If you’ve heard about the total solar eclipse on Aug. 21 and you’re still not sure whether to get excited, keep reading.
Solar eclipses happen on any one spot on the Earth about once every 300 years. We’re lucky. The southwest part of the St. Louis region sits in the path of this one.
The eclipse isn’t just a couple of moments in the dark in the middle of the day. It’s a connection to history and one another. It’s not political or polarizing. It’s a chance to celebrate science and our place on this big, blue marble.
You’ve probably never seen anything in the world like a total solar eclipse. And, according to those who have seen one, it’s a deeply emotional experience.
We’ve put together a guide to the Great American Eclipse and how to enjoy it in the St. Louis region. We’ve included a list of more than 100 places hosting eclipse events and parties, as well as stories about eclipses and how the area is preparing.
While you decide where you want to be on Aug. 21, consider these tips:
Leave early. The partial phase of the eclipse will happen late in the 11 a.m. hour, with totality at about 1:15 p.m., and the final partial phase ending at about 2:45. Lots of people will want to view the eclipse starting with the partial phase, so traffic might be heavier than you think.
Figure out your plan. Aug. 21 is a Monday. Your kids may or may not be in school, and your boss may or may not let you take the day off.
Bring plenty of water, sunscreen and food. Though places hosting events will sell food, it’s a good idea to have enough of your own.
Bring a pair of solar viewing glasses. You’ll need them to safely view the partial phase of the eclipse directly. You don’t have to wear them to simply go outside — they’re so strong, you won’t be able to see anything.
Watch the weather. While the sky will still get dark if clouds cover the sun, you won’t see the dramatic effects of the eclipse. Prepare to go somewhere with clear skies.
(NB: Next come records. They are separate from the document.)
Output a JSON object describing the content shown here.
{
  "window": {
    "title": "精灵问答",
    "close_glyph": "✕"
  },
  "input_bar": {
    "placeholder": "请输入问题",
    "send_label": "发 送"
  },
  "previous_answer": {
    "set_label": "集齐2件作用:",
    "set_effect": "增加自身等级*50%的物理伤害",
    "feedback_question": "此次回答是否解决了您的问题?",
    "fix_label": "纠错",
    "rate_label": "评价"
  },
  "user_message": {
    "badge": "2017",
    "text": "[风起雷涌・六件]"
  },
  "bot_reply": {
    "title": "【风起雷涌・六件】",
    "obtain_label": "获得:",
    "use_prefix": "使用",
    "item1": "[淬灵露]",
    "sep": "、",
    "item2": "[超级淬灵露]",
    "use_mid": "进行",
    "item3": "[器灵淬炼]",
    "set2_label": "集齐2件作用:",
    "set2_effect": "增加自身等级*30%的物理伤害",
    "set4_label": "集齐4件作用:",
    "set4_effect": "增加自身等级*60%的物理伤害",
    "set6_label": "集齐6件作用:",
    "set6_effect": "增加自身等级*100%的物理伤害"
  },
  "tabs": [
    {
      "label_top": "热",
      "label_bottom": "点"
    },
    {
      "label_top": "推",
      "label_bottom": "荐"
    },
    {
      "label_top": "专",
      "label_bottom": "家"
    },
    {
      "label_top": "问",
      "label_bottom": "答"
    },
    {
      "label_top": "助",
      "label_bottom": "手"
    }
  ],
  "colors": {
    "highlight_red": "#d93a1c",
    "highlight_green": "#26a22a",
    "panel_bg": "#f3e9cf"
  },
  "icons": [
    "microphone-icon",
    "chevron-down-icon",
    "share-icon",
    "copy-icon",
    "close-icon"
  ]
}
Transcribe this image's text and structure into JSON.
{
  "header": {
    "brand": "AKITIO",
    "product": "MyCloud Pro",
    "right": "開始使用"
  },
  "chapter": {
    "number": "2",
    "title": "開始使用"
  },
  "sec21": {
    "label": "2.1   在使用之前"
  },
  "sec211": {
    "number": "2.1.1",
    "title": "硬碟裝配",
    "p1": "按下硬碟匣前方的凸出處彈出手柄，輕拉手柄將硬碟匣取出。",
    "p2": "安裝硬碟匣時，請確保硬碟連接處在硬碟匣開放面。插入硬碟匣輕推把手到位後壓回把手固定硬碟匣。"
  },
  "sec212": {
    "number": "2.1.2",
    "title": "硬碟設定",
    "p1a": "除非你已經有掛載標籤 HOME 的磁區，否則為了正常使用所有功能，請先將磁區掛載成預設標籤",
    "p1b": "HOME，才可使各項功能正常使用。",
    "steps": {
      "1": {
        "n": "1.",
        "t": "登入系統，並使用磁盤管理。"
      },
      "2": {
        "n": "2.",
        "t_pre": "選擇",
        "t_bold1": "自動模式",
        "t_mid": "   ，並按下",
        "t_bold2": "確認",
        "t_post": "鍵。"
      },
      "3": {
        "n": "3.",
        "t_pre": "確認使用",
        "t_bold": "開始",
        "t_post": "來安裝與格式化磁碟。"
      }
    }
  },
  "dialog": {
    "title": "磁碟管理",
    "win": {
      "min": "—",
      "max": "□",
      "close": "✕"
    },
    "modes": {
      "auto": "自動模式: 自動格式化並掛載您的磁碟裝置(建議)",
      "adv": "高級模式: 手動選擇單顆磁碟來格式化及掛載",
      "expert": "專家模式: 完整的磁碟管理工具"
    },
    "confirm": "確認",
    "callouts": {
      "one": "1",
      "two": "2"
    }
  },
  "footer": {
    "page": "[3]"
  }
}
Educate yourself and others about what you may see. Do you know about the diamond ring effect? Baily’s beads? Read more on Page 3 about what to look for.
Enjoy! The last solar eclipse happened in St. Louis in 1442. You’ll get to enjoy another one in 2024, but only in southeast Missouri and Southern Illinois. The next one that will pass directly over St. Louis will occur in 2505.
— Amy Bertrand and Valerie Schremp Hahn
Valerie Schremp Hahn • 314-340-8246
@valeriehahn on Twitter